# What the task requires:
Write only the number of lines in the entries below that contain the word "JSON".

Website and app data records
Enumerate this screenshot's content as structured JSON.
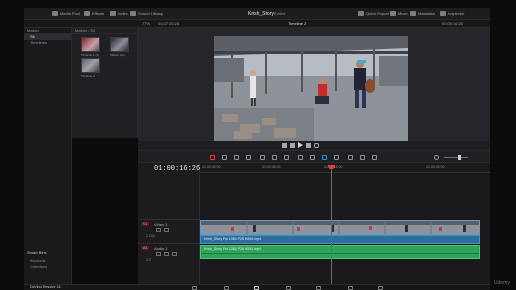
{
  "topbar": {
    "media_pool": "Media Pool",
    "effects": "Effects",
    "edit_index": "Index",
    "sound_library": "Sound Library",
    "project_title": "Krish_Story",
    "project_status": "Edited",
    "timeline_name": "Timeline 2",
    "quick_export": "Quick Export",
    "mixer": "Mixer",
    "metadata": "Metadata",
    "inspector": "Inspector"
  },
  "viewer_bar": {
    "zoom": "77%",
    "source_timecode": "00:37:25:25",
    "record_timecode": "00:00:16:26"
  },
  "sidebar": {
    "header": "Master",
    "items": [
      "Sit",
      "Timelines"
    ],
    "smart_bins_title": "Smart Bins",
    "smart_items": [
      "Keywords",
      "Collections"
    ]
  },
  "media_pool": {
    "header": "Master / Sit",
    "clips": [
      {
        "label": "Timeline 1 (2)"
      },
      {
        "label": "Master clip"
      },
      {
        "label": "Timeline 2"
      }
    ]
  },
  "timeline": {
    "timecode": "01:00:16:26",
    "ruler": [
      "01:00:00:00",
      "01:00:08:00",
      "01:00:16:00",
      "01:00:24:00"
    ],
    "tracks": [
      {
        "id": "V1",
        "name": "Video 1",
        "sub": "1 Clip",
        "color": "#d0423d"
      },
      {
        "id": "A1",
        "name": "Audio 1",
        "sub": "2.0",
        "color": "#d0423d"
      }
    ],
    "audio_clip_label": "Krish_Story Ful 1080 P25 H264.mp4",
    "audio_clip_label_lower": "Krish_Story Ful 1080 P25 H264.mp4"
  },
  "footer": {
    "app_name": "DaVinci Resolve 18"
  },
  "watermark": "Udemy",
  "colors": {
    "accent_red": "#e03a3a",
    "video_track": "#3a8ecb",
    "audio_track": "#2ea35a",
    "audio_track_dark": "#1f7a43"
  },
  "icons": [
    "media-pool-icon",
    "effects-icon",
    "index-icon",
    "sound-library-icon",
    "quick-export-icon",
    "mixer-icon",
    "metadata-icon",
    "inspector-icon",
    "play-icon",
    "stop-icon",
    "prev-icon",
    "next-icon",
    "loop-icon",
    "blade-icon",
    "link-icon",
    "flag-icon",
    "marker-icon",
    "zoom-icon",
    "volume-icon"
  ]
}
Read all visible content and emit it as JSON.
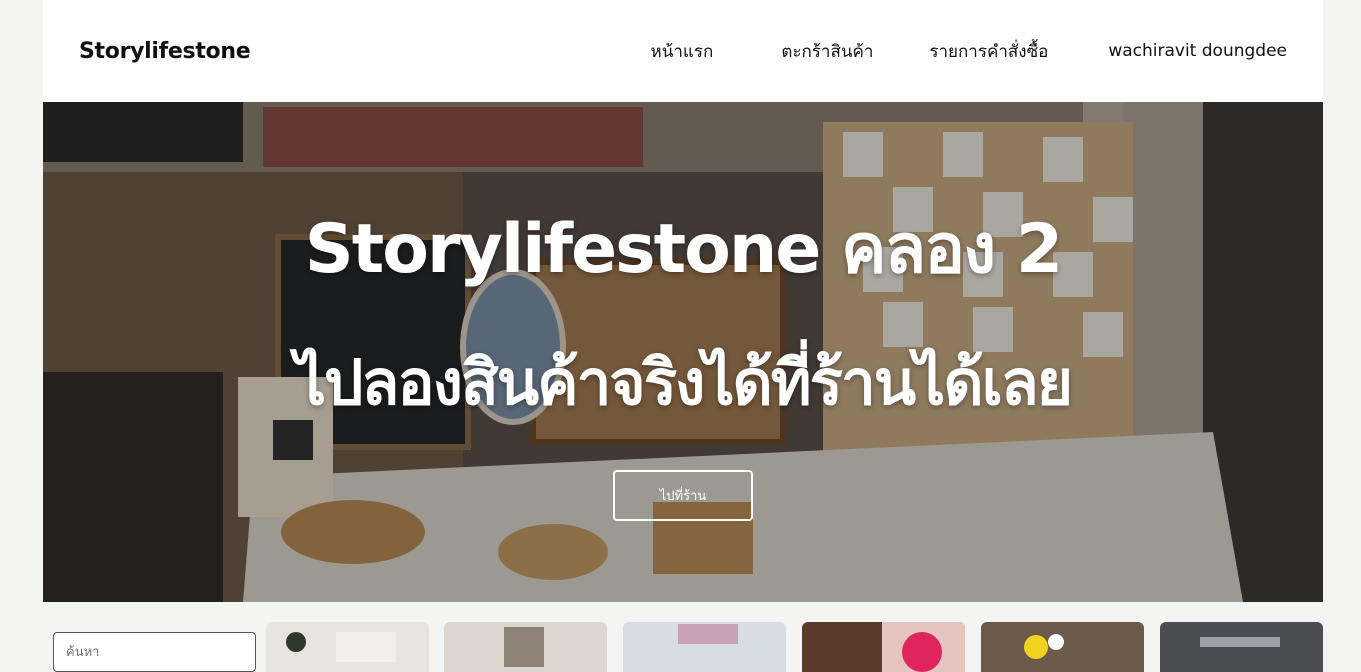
{
  "navbar": {
    "brand": "Storylifestone",
    "links": [
      "หน้าแรก",
      "ตะกร้าสินค้า",
      "รายการคำสั่งซื้อ",
      "wachiravit doungdee"
    ]
  },
  "hero": {
    "title": "Storylifestone คลอง 2",
    "subtitle": "ไปลองสินค้าจริงได้ที่ร้านได้เลย",
    "button_label": "ไปที่ร้าน"
  },
  "search": {
    "placeholder": "ค้นหา"
  },
  "colors": {
    "navbar_bg": "#ffffff",
    "page_bg": "#f4f4f2",
    "hero_text": "#ffffff"
  }
}
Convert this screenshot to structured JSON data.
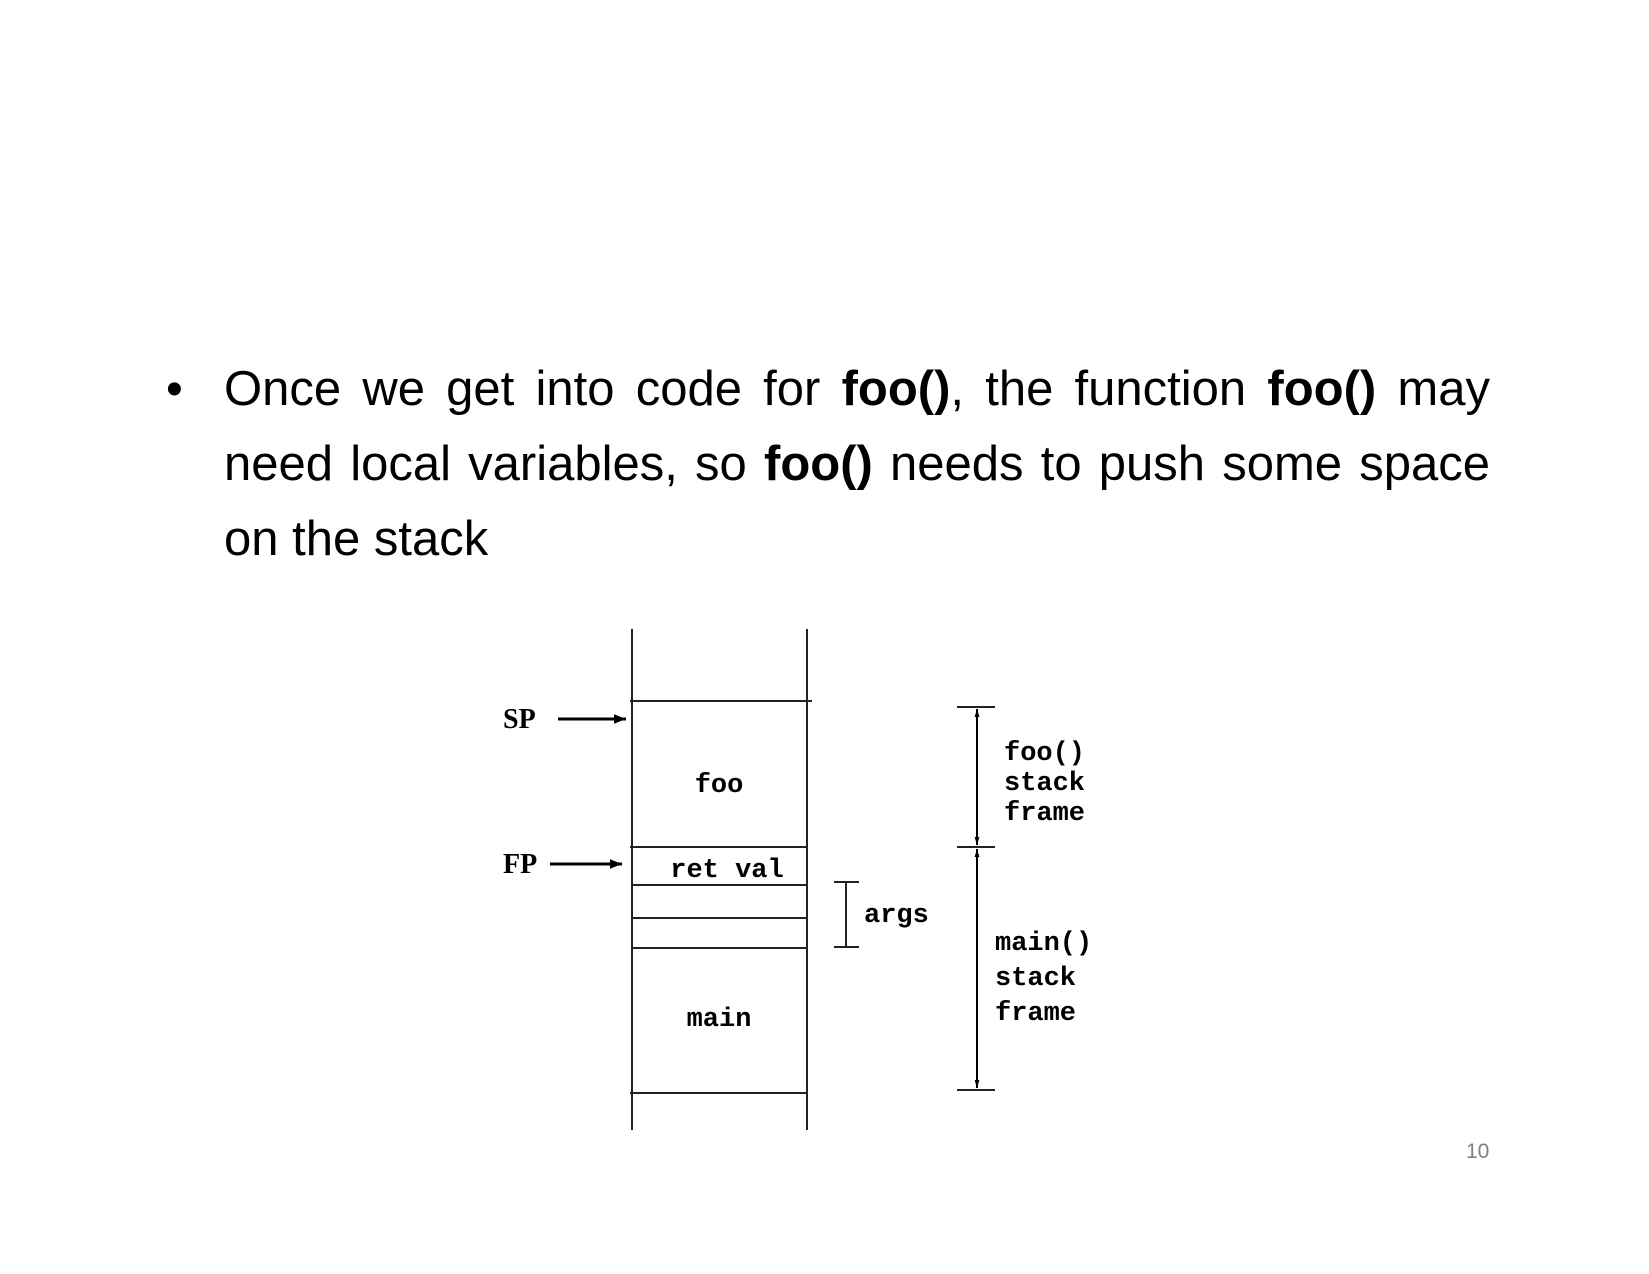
{
  "slide": {
    "bullet_symbol": "•",
    "segments": [
      {
        "text": "Once we get into code for ",
        "bold": false
      },
      {
        "text": "foo()",
        "bold": true
      },
      {
        "text": ", the function ",
        "bold": false
      },
      {
        "text": "foo()",
        "bold": true
      },
      {
        "text": " may need local variables, so ",
        "bold": false
      },
      {
        "text": "foo()",
        "bold": true
      },
      {
        "text": " needs to push some space on the stack",
        "bold": false
      }
    ],
    "page_number": "10"
  },
  "diagram": {
    "sp_label": "SP",
    "fp_label": "FP",
    "foo_cell": "foo",
    "ret_val_cell": "ret val",
    "main_cell": "main",
    "args_label": "args",
    "foo_frame": [
      "foo()",
      "stack",
      "frame"
    ],
    "main_frame": [
      "main()",
      "stack",
      "frame"
    ]
  }
}
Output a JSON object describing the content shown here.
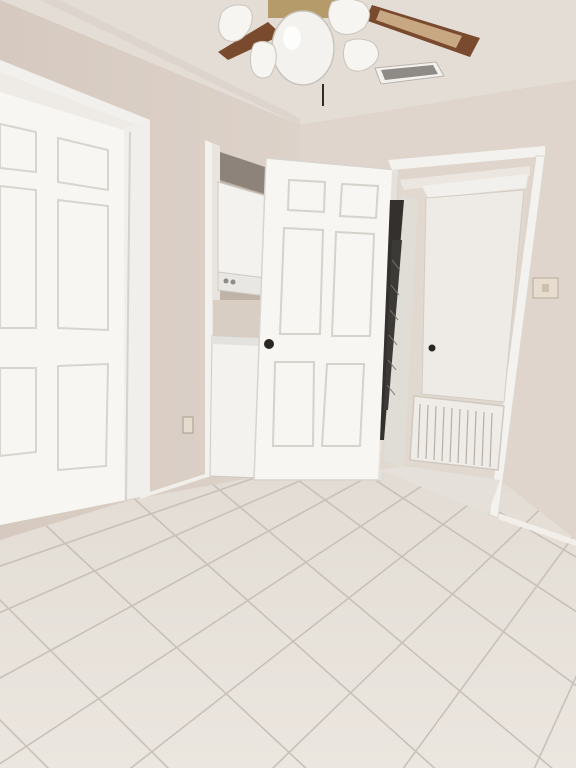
{
  "scene": {
    "alt": "",
    "colors": {
      "wall": "#dcd1c8",
      "wall_shadow": "#cbbfb5",
      "ceiling": "#e4ddd6",
      "floor": "#e6e1da",
      "grout": "#c9c1b7",
      "trim": "#f5f3ef",
      "door": "#f7f6f3",
      "door_panel_shadow": "#d9d6d0",
      "fan_blade": "#7a4a2e",
      "washer": "#f3f2ef"
    },
    "objects": [
      "ceiling-fan-icon",
      "air-vent-icon",
      "closet-door",
      "laundry-nook",
      "stacked-washer-dryer",
      "bedroom-door",
      "hallway-door",
      "return-air-grille",
      "light-switch",
      "electrical-outlet",
      "tile-floor"
    ]
  }
}
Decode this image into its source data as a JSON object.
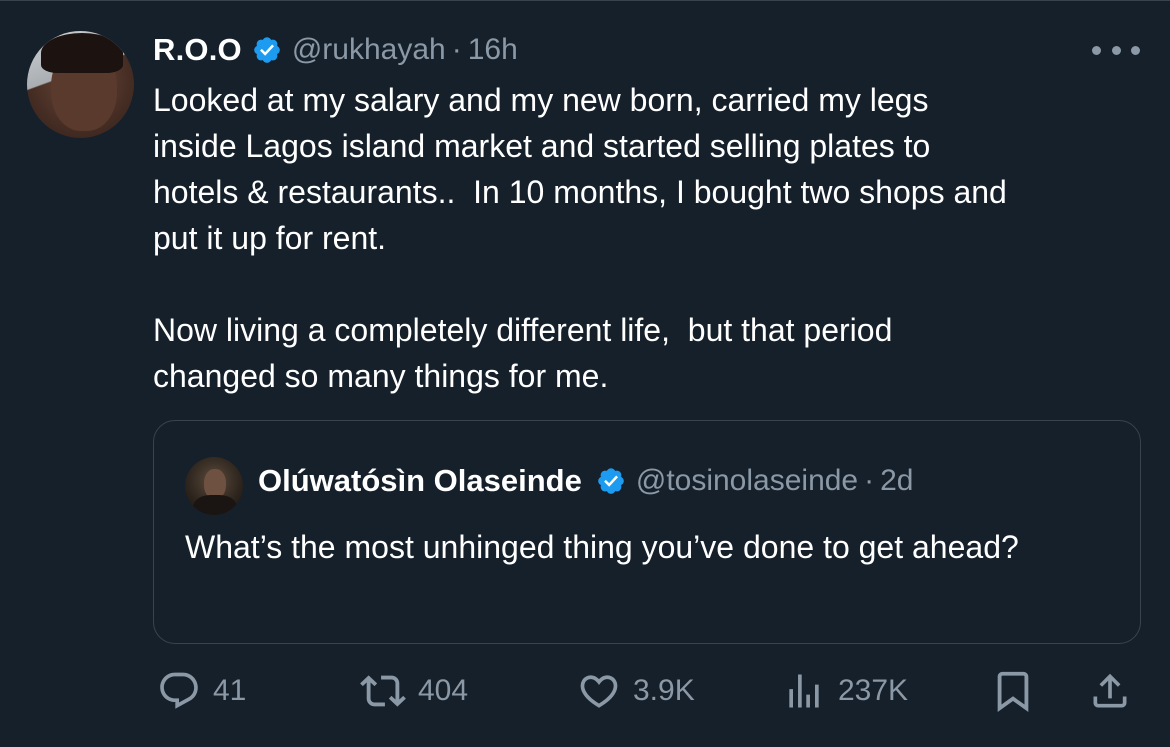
{
  "tweet": {
    "author_name": "R.O.O",
    "handle": "@rukhayah",
    "separator": "·",
    "time": "16h",
    "text": "Looked at my salary and my new born, carried my legs\ninside Lagos island market and started selling plates to\nhotels & restaurants..  In 10 months, I bought two shops and\nput it up for rent.\n\nNow living a completely different life,  but that period\nchanged so many things for me."
  },
  "quoted": {
    "author_name": "Olúwatósìn Olaseinde",
    "handle": "@tosinolaseinde",
    "separator": "·",
    "time": "2d",
    "text": "What’s the most unhinged thing you’ve done to get ahead?"
  },
  "actions": {
    "replies": "41",
    "reposts": "404",
    "likes": "3.9K",
    "views": "237K"
  },
  "colors": {
    "background": "#15202b",
    "muted": "#8b98a5",
    "verified": "#1d9bf0",
    "border": "#38444d"
  },
  "icons": [
    "verified-badge-icon",
    "more-icon",
    "reply-icon",
    "repost-icon",
    "like-icon",
    "views-icon",
    "bookmark-icon",
    "share-icon"
  ]
}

# Reply:
5